[Extracted records]

_ _ _ _ _ _ _

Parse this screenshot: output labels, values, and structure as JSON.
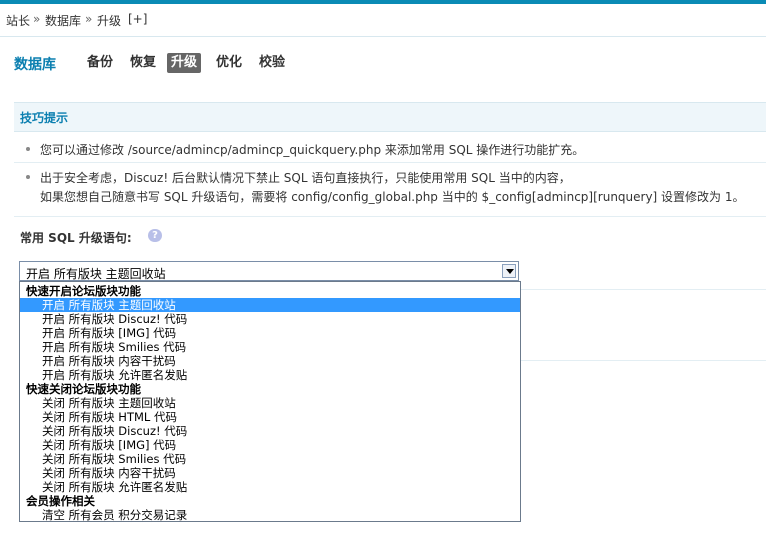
{
  "breadcrumb": {
    "items": [
      "站长",
      "数据库",
      "升级"
    ],
    "separator": "»",
    "add_label": "[+]"
  },
  "nav": {
    "title": "数据库",
    "tabs": [
      {
        "label": "备份",
        "active": false
      },
      {
        "label": "恢复",
        "active": false
      },
      {
        "label": "升级",
        "active": true
      },
      {
        "label": "优化",
        "active": false
      },
      {
        "label": "校验",
        "active": false
      }
    ]
  },
  "tips": {
    "title": "技巧提示",
    "line1": "您可以通过修改 /source/admincp/admincp_quickquery.php 来添加常用 SQL 操作进行功能扩充。",
    "line2": "出于安全考虑，Discuz! 后台默认情况下禁止 SQL 语句直接执行，只能使用常用 SQL 当中的内容，",
    "line3": "如果您想自己随意书写 SQL 升级语句，需要将 config/config_global.php 当中的 $_config[admincp][runquery] 设置修改为 1。"
  },
  "form": {
    "label": "常用 SQL 升级语句:",
    "help_icon": "question-icon",
    "selected": "开启 所有版块 主题回收站",
    "options": [
      {
        "type": "group",
        "label": "快速开启论坛版块功能"
      },
      {
        "type": "option",
        "label": "开启 所有版块 主题回收站",
        "selected": true
      },
      {
        "type": "option",
        "label": "开启 所有版块 Discuz! 代码"
      },
      {
        "type": "option",
        "label": "开启 所有版块 [IMG] 代码"
      },
      {
        "type": "option",
        "label": "开启 所有版块 Smilies 代码"
      },
      {
        "type": "option",
        "label": "开启 所有版块 内容干扰码"
      },
      {
        "type": "option",
        "label": "开启 所有版块 允许匿名发贴"
      },
      {
        "type": "group",
        "label": "快速关闭论坛版块功能"
      },
      {
        "type": "option",
        "label": "关闭 所有版块 主题回收站"
      },
      {
        "type": "option",
        "label": "关闭 所有版块 HTML 代码"
      },
      {
        "type": "option",
        "label": "关闭 所有版块 Discuz! 代码"
      },
      {
        "type": "option",
        "label": "关闭 所有版块 [IMG] 代码"
      },
      {
        "type": "option",
        "label": "关闭 所有版块 Smilies 代码"
      },
      {
        "type": "option",
        "label": "关闭 所有版块 内容干扰码"
      },
      {
        "type": "option",
        "label": "关闭 所有版块 允许匿名发贴"
      },
      {
        "type": "group",
        "label": "会员操作相关"
      },
      {
        "type": "option",
        "label": "清空 所有会员 积分交易记录"
      }
    ]
  }
}
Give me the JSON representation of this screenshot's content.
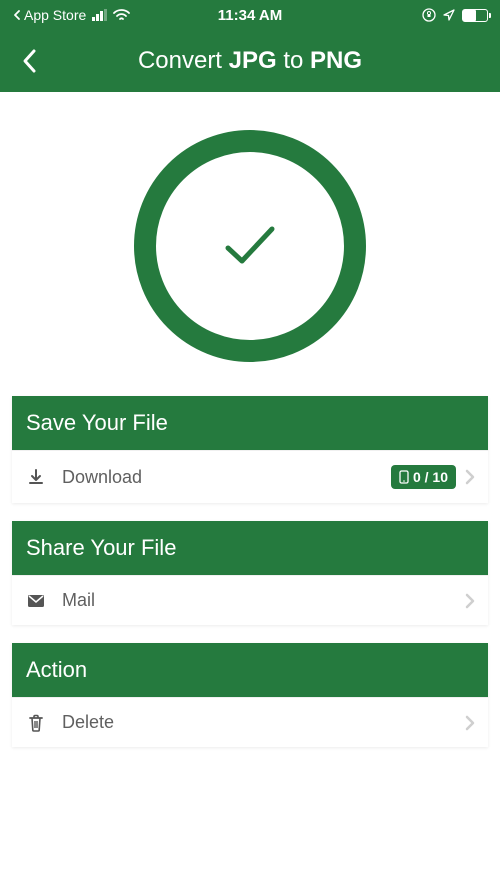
{
  "statusbar": {
    "appName": "App Store",
    "time": "11:34 AM"
  },
  "header": {
    "title_prefix": "Convert ",
    "title_from": "JPG",
    "title_mid": " to ",
    "title_to": "PNG"
  },
  "sections": {
    "save": {
      "header": "Save Your File",
      "download_label": "Download",
      "badge_text": "0 / 10"
    },
    "share": {
      "header": "Share Your File",
      "mail_label": "Mail"
    },
    "action": {
      "header": "Action",
      "delete_label": "Delete"
    }
  }
}
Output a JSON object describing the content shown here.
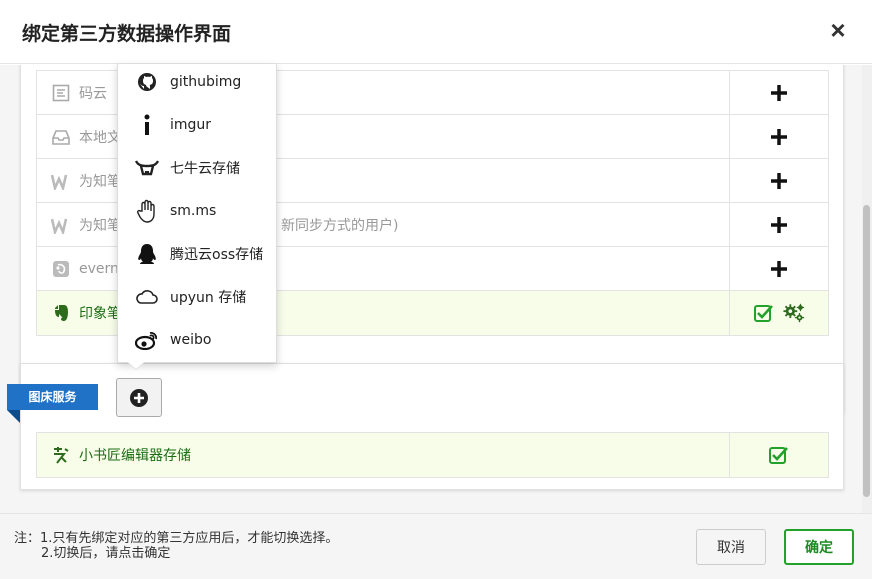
{
  "dialog": {
    "title": "绑定第三方数据操作界面",
    "close_glyph": "×"
  },
  "storage_rows": [
    {
      "label": "码云",
      "icon": "gitee-icon",
      "state": "add"
    },
    {
      "label": "本地文",
      "icon": "inbox-icon",
      "state": "add"
    },
    {
      "label": "为知笔",
      "icon": "wiz-icon",
      "state": "add"
    },
    {
      "label": "为知笔",
      "suffix": "新同步方式的用户)",
      "icon": "wiz-icon",
      "state": "add"
    },
    {
      "label": "everno",
      "icon": "evernote-icon",
      "state": "add"
    },
    {
      "label": "印象笔",
      "icon": "yinxiang-icon",
      "state": "bound"
    }
  ],
  "image_service": {
    "tag_label": "图床服务",
    "rows": [
      {
        "label": "小书匠编辑器存储",
        "icon": "xiaoshujiang-icon",
        "state": "bound"
      }
    ]
  },
  "dropdown": {
    "items": [
      {
        "label": "githubimg",
        "icon": "github-icon"
      },
      {
        "label": "imgur",
        "icon": "info-i-icon"
      },
      {
        "label": "七牛云存储",
        "icon": "qiniu-icon"
      },
      {
        "label": "sm.ms",
        "icon": "hand-icon"
      },
      {
        "label": "腾迅云oss存储",
        "icon": "qq-penguin-icon"
      },
      {
        "label": "upyun 存储",
        "icon": "cloud-icon"
      },
      {
        "label": "weibo",
        "icon": "weibo-icon"
      }
    ]
  },
  "footer": {
    "note_line1": "注：1.只有先绑定对应的第三方应用后，才能切换选择。",
    "note_line2": "2.切换后，请点击确定",
    "cancel_label": "取消",
    "ok_label": "确定"
  },
  "colors": {
    "accent_green": "#22a22a",
    "tag_blue": "#1f72c5",
    "active_row_bg": "#f8fdea"
  }
}
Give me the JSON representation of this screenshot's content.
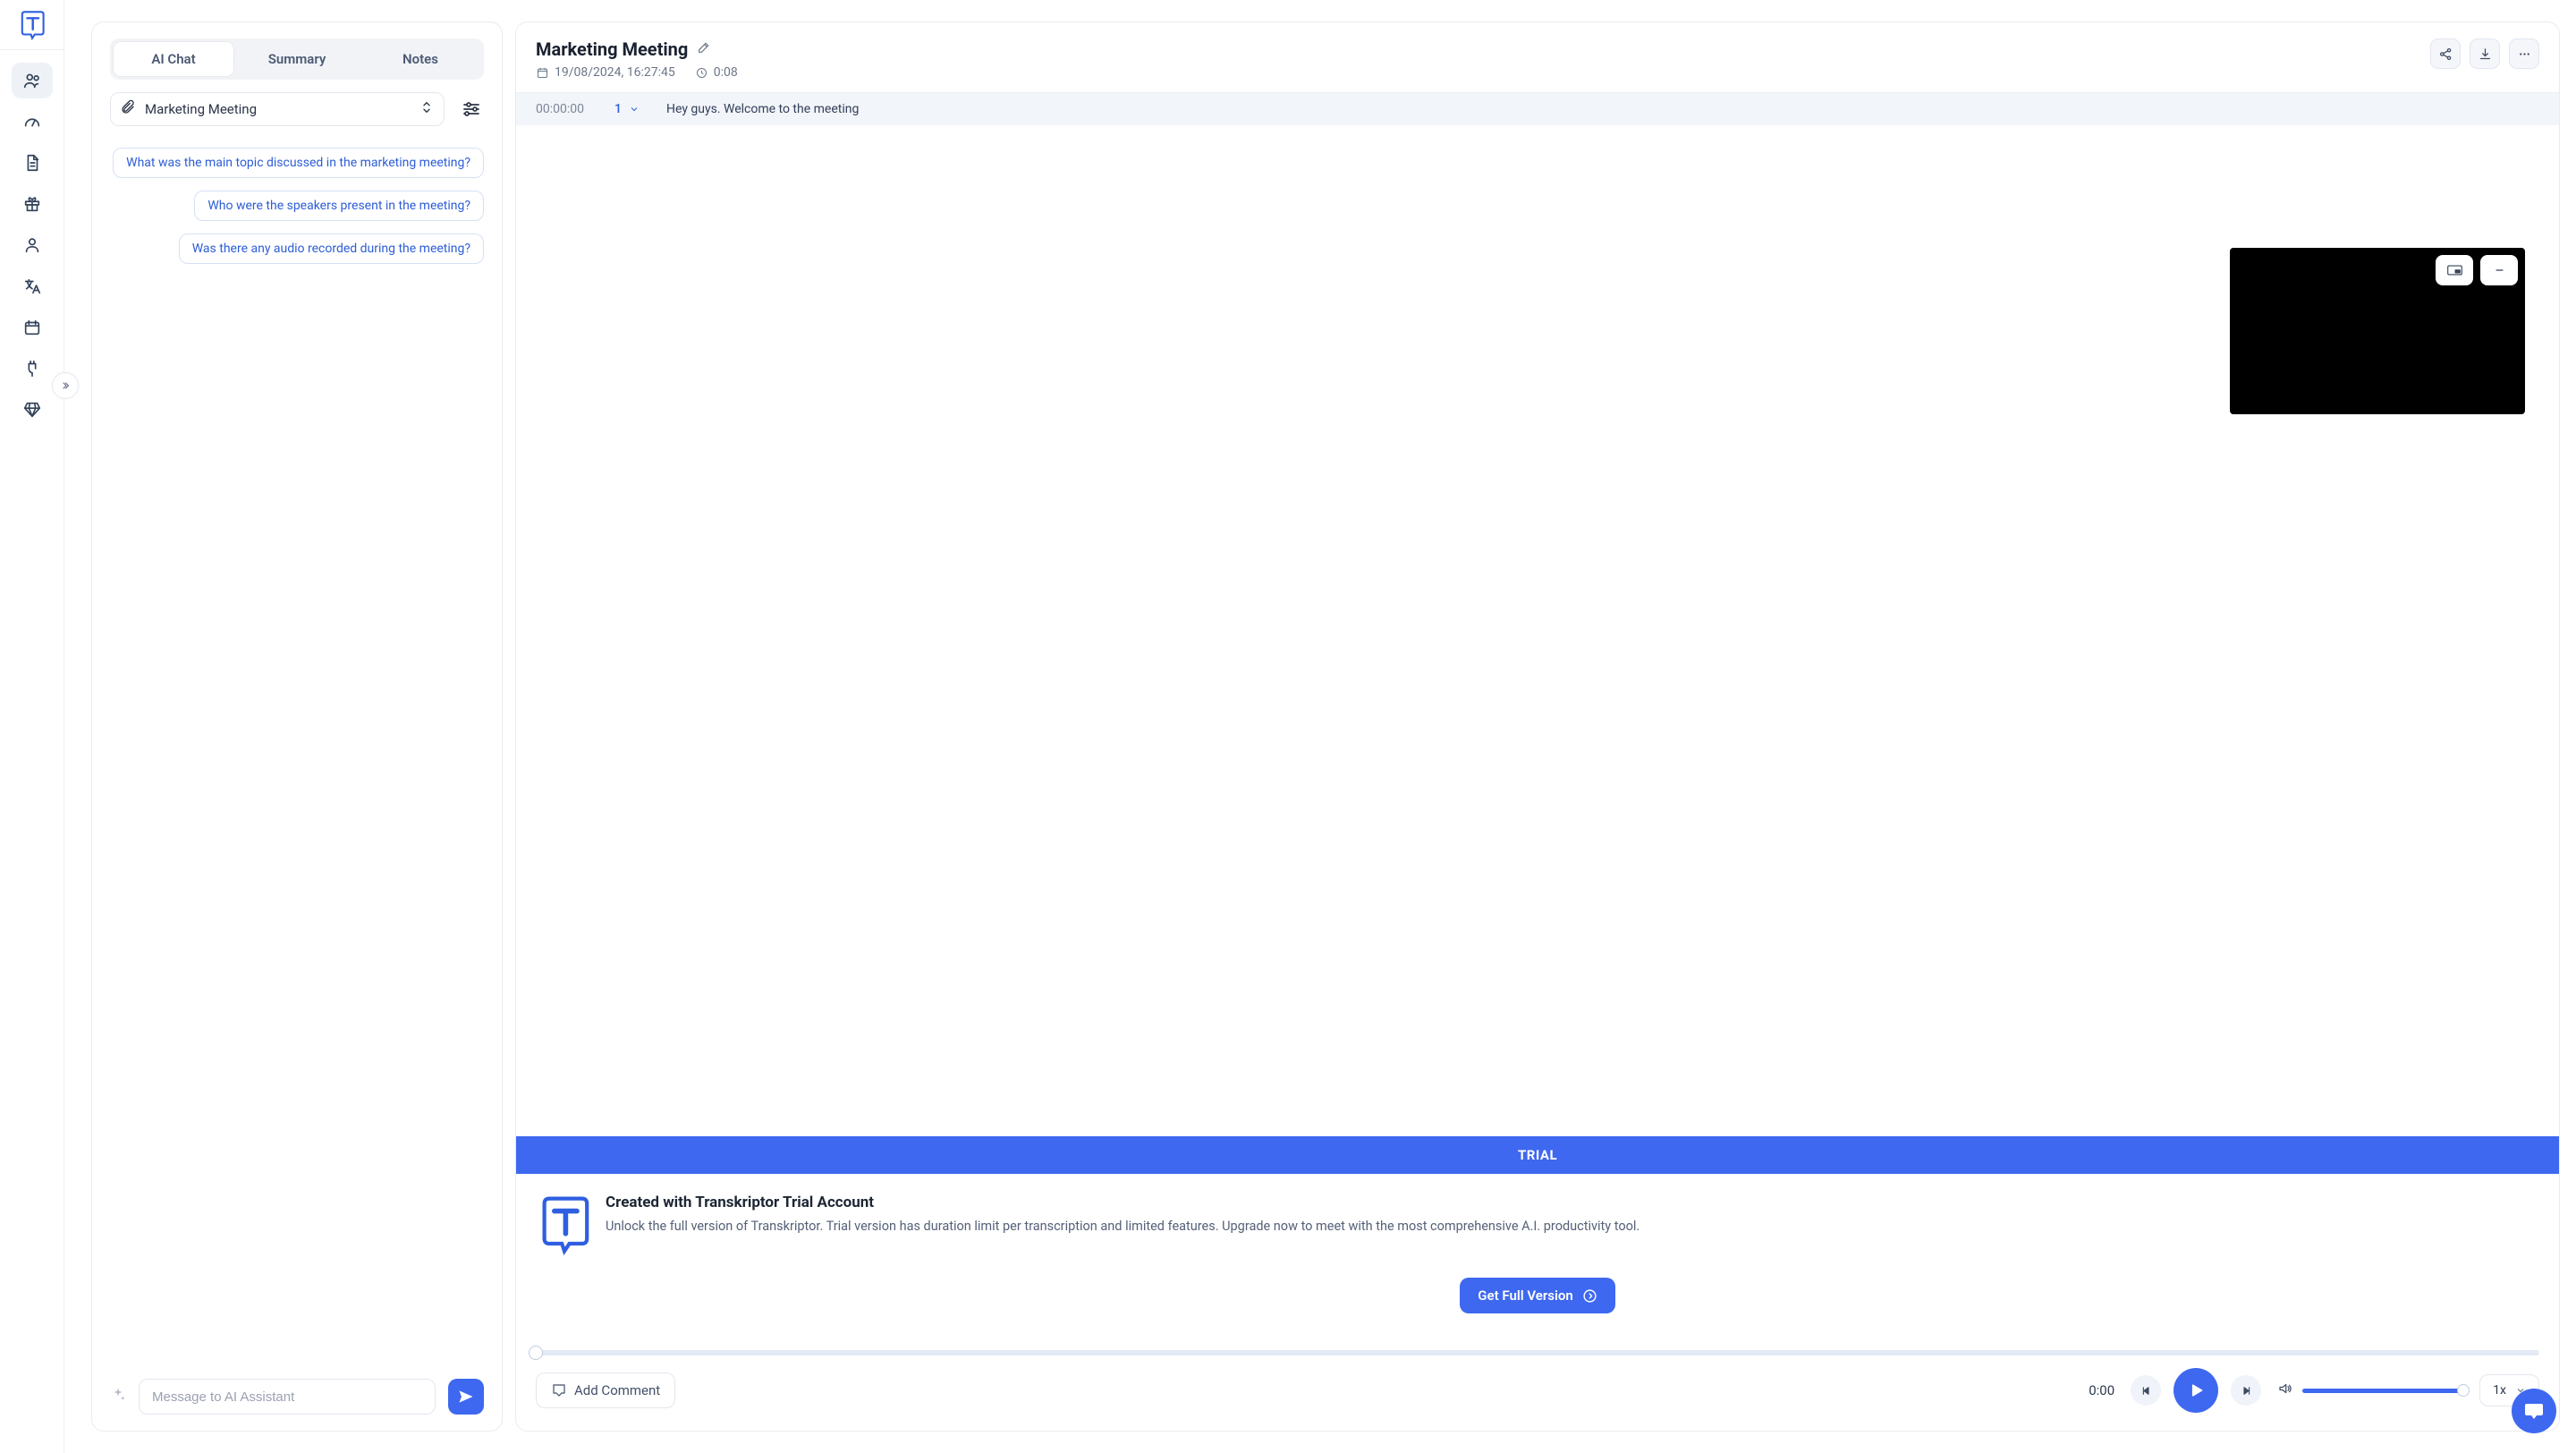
{
  "sidebar": {
    "logo": "T",
    "items": [
      "users",
      "speed",
      "document",
      "rewards",
      "profile",
      "language",
      "calendar",
      "integrations",
      "premium"
    ]
  },
  "tabs": {
    "ai_chat": "AI Chat",
    "summary": "Summary",
    "notes": "Notes",
    "active": "ai_chat"
  },
  "selector": {
    "label": "Marketing Meeting"
  },
  "suggestions": [
    "What was the main topic discussed in the marketing meeting?",
    "Who were the speakers present in the meeting?",
    "Was there any audio recorded during the meeting?"
  ],
  "message_input": {
    "placeholder": "Message to AI Assistant"
  },
  "right": {
    "title": "Marketing Meeting",
    "date": "19/08/2024, 16:27:45",
    "duration": "0:08"
  },
  "transcript": [
    {
      "time": "00:00:00",
      "speaker": "1",
      "text": "Hey guys. Welcome to the meeting"
    }
  ],
  "trial": {
    "bar": "TRIAL",
    "heading": "Created with Transkriptor Trial Account",
    "body": "Unlock the full version of Transkriptor. Trial version has duration limit per transcription and limited features. Upgrade now to meet with the most comprehensive A.I. productivity tool.",
    "cta": "Get Full Version"
  },
  "player": {
    "add_comment": "Add Comment",
    "position": "0:00",
    "speed": "1x"
  }
}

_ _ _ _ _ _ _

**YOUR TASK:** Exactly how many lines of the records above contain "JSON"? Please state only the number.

**ANSWER TO THIS PROBLEM:** 4